■ WHAT TO DO:
Scan the entries below and return each line that contains "Next".

■ DATA SUPPLIED:
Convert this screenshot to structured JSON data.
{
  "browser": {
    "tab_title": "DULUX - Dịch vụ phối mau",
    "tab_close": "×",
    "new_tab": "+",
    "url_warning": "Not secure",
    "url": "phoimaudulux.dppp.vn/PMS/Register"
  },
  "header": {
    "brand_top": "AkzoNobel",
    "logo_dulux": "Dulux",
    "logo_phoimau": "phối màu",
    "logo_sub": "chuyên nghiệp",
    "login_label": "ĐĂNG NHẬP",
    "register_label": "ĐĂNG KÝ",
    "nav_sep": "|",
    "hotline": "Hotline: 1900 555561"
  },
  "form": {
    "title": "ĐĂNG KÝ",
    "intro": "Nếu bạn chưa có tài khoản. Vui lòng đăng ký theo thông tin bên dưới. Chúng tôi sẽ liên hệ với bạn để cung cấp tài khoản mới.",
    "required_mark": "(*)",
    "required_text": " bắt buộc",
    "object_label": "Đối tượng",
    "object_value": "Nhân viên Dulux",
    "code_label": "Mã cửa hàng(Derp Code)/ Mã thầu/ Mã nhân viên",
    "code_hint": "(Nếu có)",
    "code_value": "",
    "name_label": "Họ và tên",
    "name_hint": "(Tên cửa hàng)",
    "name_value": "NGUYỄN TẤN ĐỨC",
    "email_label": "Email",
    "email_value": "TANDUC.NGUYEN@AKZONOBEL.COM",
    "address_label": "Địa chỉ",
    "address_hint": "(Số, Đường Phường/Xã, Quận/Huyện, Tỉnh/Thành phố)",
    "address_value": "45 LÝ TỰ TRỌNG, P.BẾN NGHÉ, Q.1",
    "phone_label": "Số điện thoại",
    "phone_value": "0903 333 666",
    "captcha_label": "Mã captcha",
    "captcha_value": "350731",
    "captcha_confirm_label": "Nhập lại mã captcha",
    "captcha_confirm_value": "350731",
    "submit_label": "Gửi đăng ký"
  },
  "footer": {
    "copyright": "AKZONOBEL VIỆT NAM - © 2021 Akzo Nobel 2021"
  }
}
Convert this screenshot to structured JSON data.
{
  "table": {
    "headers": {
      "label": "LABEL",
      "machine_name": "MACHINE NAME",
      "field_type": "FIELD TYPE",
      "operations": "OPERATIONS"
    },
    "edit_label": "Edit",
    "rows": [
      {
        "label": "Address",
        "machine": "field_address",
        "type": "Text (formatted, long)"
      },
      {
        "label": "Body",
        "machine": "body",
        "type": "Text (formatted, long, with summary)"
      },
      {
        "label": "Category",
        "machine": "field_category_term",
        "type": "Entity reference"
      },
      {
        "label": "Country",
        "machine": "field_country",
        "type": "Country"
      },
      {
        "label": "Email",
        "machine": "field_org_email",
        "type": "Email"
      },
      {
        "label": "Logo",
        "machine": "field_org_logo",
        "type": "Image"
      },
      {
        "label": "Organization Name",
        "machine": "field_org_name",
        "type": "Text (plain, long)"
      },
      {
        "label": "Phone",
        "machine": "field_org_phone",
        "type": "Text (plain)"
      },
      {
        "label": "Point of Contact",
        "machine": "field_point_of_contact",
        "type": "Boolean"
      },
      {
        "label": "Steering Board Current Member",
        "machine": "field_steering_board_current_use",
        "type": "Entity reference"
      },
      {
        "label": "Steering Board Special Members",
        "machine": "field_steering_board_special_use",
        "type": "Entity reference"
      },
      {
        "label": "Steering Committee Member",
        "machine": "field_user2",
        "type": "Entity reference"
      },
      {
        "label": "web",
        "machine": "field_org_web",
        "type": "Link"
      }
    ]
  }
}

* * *

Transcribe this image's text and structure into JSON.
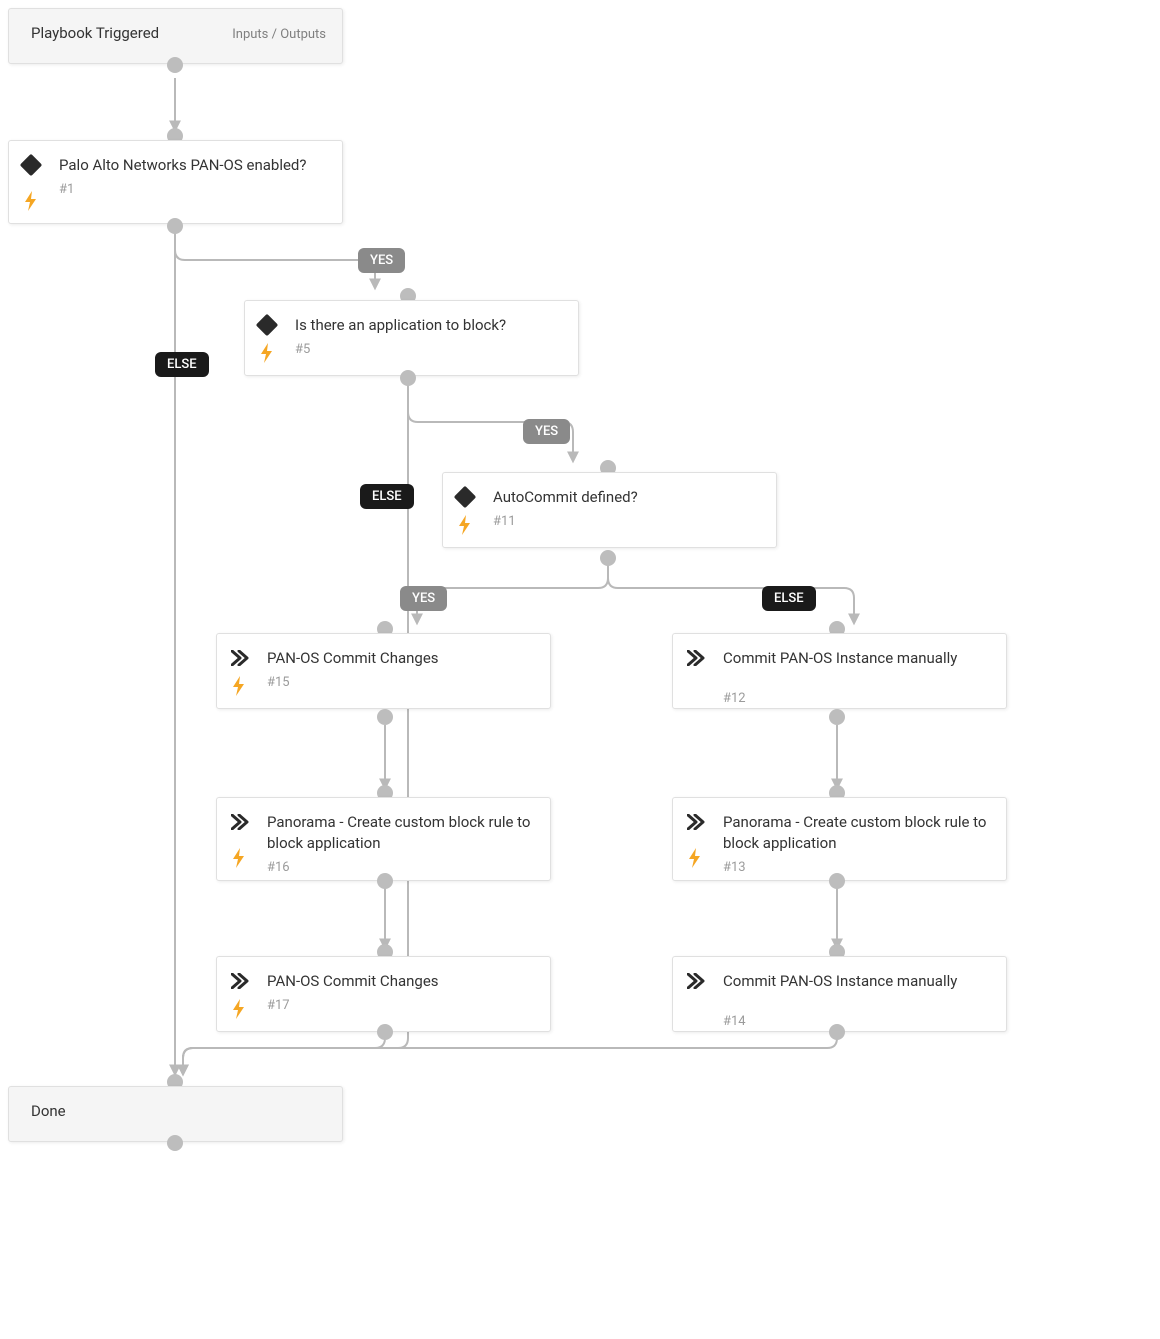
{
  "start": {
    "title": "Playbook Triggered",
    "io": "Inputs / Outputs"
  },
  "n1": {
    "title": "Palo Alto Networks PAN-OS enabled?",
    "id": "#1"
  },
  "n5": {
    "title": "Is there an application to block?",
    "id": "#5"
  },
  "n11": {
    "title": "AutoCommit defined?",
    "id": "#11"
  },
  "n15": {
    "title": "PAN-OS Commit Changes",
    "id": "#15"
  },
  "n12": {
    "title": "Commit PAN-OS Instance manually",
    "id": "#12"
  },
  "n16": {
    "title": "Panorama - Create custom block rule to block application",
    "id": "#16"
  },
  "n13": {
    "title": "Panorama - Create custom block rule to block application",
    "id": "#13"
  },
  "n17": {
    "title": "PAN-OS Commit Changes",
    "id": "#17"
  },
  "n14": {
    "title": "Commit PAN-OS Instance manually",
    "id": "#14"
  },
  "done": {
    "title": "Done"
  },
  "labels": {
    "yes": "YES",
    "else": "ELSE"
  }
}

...

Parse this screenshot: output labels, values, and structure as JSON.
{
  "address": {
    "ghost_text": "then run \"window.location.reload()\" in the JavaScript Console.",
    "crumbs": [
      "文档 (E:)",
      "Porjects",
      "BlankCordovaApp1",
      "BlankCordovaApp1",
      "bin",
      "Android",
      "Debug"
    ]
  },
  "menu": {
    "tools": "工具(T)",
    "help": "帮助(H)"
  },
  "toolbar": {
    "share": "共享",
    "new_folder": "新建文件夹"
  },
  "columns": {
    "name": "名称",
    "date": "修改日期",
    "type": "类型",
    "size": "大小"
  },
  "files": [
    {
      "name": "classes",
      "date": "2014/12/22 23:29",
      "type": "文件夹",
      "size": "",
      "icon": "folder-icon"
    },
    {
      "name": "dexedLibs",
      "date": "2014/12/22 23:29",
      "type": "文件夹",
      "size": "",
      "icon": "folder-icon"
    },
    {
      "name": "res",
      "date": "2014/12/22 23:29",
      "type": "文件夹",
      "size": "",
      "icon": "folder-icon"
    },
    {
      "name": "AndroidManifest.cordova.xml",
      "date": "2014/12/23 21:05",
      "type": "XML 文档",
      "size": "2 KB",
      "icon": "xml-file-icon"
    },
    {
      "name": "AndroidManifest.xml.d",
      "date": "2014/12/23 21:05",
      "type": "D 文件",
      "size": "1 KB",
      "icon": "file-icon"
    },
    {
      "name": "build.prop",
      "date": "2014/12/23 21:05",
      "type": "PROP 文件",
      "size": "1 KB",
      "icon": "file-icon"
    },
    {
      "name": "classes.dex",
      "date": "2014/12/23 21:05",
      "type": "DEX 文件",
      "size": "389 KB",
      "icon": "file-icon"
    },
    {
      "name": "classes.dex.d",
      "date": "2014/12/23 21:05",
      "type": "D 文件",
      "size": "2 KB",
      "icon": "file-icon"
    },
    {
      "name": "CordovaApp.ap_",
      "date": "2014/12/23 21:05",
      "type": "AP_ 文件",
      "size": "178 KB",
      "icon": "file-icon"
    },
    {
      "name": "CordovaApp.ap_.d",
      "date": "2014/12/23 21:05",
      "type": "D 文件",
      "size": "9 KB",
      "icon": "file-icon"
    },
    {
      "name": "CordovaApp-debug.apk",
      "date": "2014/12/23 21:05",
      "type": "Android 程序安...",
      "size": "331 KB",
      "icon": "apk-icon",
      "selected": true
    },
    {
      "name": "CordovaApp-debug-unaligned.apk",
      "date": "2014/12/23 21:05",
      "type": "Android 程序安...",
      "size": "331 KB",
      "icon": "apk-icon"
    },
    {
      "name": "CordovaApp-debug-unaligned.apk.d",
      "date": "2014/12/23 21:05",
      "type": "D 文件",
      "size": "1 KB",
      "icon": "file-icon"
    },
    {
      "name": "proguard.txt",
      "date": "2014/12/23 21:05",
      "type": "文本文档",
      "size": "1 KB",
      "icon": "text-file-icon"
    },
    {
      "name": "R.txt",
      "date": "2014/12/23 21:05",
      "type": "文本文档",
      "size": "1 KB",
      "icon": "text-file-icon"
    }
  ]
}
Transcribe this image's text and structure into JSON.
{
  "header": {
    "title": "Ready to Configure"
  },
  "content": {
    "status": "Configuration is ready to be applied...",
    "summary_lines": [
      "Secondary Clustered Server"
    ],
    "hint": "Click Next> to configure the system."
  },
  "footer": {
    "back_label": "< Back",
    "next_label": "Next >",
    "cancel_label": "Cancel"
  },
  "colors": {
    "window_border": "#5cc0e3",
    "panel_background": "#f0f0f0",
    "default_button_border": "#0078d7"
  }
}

■ THE ANSWER:
    "hint": "Click Next> to configure the system."
    "next_label": "Next >",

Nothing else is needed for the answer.